Since its launch in 1998 the Saint Étienne International Design Biennial has grown considerably. This edition runs from November 20 to December 05 2010 and is organised by the Cité du Design and the Saint Étienne Higher School of Art and Design. One of the key exhibitions on show is Demain, c’est aujourd’hui #3, dedicated to how we will live in the future.
Curated by Claire Fayolle, the exhibition brings together conceptual products from different industrial sectors to include new means of transport, intelligent urban lighting, music, architecture, hygiene, self-sufficiency in food etc, from international groups, studios and design schools.
Caméra Vision by Takuya Motte is a digital camera that allows you to frame your image by using a sweeping gesture with your right hand; a camera is built into the right shoulder and takes a picture after recognising this gesture. Le Whaf, invented by David Edwards and designed by Marc Bretillot, is a glass vessel for discovering taste and smell through the creation of a cloud of sensations.
Le Chant du Carbone by Pierre Bayol, a student at ENSCi in Paris is an amplifier made from carbon fibre; the acoustic properties of the material allow the amplification of an MP3 player without the need for electricity. Mo is a research project funded by l’Agence Nationale de la Recherche and Cap Digital and explores what a musical instrument of the 21st century could be like in our digital age.
Food and well-being are represented by the Design Probes project by Philips, as well as projects from Eletrolux, such as Cocoon by Richard Hederstierna which cooks genetically-modified and pre-packed meat and fish by heating muscle cells identified by radio-frequency. In addition, projects financed by the European Union, such as Strategic Design Scenarios, are created to stimulate debate around the subject of nanotechnology, GM crops and organic versus intensive farming.
Staying on the food theme, the exhibition includes pieces from the Cornucopia project, Concept Designs for a Digital Gastronomy, by Marcelo Coelho in collaboration with Amit Zoran, Massachusetts Intitute of Technology (MIT). The project is described so: ‘The Robotic Chef is a mechanical arm designed to physically and chemically transform a single solid food object, such as a steak, fish or a fruit. It allows for two types of transformations: localised and precise manipulations performed with an array of tools located in the toolhead; and global transformations performed through the underlying bed and two 5-degree of freedom robotic arms.’
Demain, c’est aujourd’hui #3 is also exhibiting graduate projects from the Design Interactions Department of the Royal College of Art, such as Fabulous Fabbers by David Benqué that looks at how ‘advances in micro-scale engineering point to a global scale revolution where local, disposable factories produce hi-tech goods on our very doorstep. This corporate factory tours the country, setting up in cities for a few months at a time. As the population welcomes a new source of goods, jobs and manufacturing techniques, it is celebrated as an event.’

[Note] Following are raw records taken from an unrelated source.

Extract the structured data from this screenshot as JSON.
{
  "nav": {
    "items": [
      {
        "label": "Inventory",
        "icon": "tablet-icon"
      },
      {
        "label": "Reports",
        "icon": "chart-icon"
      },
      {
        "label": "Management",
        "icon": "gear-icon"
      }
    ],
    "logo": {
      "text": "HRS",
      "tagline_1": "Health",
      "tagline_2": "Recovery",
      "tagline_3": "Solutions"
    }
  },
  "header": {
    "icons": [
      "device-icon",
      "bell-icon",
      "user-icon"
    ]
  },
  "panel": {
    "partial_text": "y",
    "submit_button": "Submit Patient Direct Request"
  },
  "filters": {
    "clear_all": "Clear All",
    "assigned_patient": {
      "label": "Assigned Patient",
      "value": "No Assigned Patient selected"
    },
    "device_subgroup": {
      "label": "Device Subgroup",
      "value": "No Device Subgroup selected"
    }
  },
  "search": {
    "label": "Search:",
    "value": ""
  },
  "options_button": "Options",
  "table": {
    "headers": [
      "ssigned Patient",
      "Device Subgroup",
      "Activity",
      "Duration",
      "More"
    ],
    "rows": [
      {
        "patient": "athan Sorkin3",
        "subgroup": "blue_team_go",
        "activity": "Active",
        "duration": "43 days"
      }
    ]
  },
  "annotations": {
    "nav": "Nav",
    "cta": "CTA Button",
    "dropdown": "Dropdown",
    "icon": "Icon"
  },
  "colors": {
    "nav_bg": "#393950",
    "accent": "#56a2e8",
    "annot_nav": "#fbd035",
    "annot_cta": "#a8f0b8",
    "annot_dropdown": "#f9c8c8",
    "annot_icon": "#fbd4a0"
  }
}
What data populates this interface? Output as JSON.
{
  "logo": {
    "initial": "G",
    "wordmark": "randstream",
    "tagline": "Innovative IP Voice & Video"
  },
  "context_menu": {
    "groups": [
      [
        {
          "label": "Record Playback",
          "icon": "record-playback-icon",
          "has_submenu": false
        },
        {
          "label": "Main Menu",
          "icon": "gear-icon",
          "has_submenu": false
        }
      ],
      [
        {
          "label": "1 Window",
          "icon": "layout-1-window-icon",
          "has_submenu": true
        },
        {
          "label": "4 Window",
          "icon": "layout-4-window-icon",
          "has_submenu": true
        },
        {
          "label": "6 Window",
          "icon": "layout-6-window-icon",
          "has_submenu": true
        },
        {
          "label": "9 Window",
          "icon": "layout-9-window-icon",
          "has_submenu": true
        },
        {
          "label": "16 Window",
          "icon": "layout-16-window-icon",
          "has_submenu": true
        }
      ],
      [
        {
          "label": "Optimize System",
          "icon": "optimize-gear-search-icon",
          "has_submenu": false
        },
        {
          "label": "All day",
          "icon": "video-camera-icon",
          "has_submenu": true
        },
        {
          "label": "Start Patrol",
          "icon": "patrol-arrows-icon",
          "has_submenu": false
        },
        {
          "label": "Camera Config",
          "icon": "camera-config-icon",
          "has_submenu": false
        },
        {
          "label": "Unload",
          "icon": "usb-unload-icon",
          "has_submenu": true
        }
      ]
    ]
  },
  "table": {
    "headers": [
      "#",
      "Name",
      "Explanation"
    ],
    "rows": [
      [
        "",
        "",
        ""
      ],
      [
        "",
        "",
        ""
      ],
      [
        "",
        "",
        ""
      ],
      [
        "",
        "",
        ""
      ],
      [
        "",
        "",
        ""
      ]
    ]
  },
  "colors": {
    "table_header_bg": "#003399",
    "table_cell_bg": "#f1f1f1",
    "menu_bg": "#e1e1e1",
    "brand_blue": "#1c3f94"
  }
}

The exhibition also examines how we will live in the future, with a micro-farm and our own energy generator all around us. Oogst 1 Solo by Frank Tjepkema is a house for one person that provides its resident with food, energy, heat and oxygen. In principle, one could live in Oogst 1 Solo without ever having to leave the house. Pollen by Faltazi, Laurent Lebot and Victor Massip, looks at feeding the city of tomorrow through peasant-style agricultural systems.
The design studio Unfold, Claire Warnier and Dries Verbruggen, are ‘fascinated by a new movement called Personal Fabrication – a trend in which we see a shift from mass produced items to locally, personally produced objects.’ In this research project, the designers are working on a project that combines traditional pottery techniques with new digital media by adapting a printer to enable it to print clay.
The exhibition also includes a range of new futuristic vehicles, such as concept cars and motorbikes from Peugeot, scooters from Elm Design Co, part of Yamaha Motor Co, as well as a new concept town bike Will, part of the Veloce II project by Justine Andrieu and Quentin Caille, created through ENSCi-Les Ateliers university. Will is designed for long distances around the city. It has two wheels that stand at the height of the average adult and a joystick replaces the traditional handlebars.
The curator Claire Fayolle explains the exhibition: ‘Energy production and food concerns are major topics, ranging from self-sufficiency to technological culinary creation. An issue raised and pondered upon is that of alternative production modes, radically transforming the position of designers, producers and consumers. Cycling is in again, thanks to emerging technologies; and cars, even racing cars, are now electric-powered.
‘Objects are mutating: pictures can be taken by drawing on air, video games can be played without remote controls, just with the hands of the players, one can create objects or cook thanks to the use of programmable matter, bathrooms can be machine-washed and even wallpaper has become intelligent… This 2010 edition also suggests a foray into developing countries, showing projects on electric power control and access as well as water transportation.’
The Biennale Internationale Design 2010, Saint Étienne continues until December 05 2010.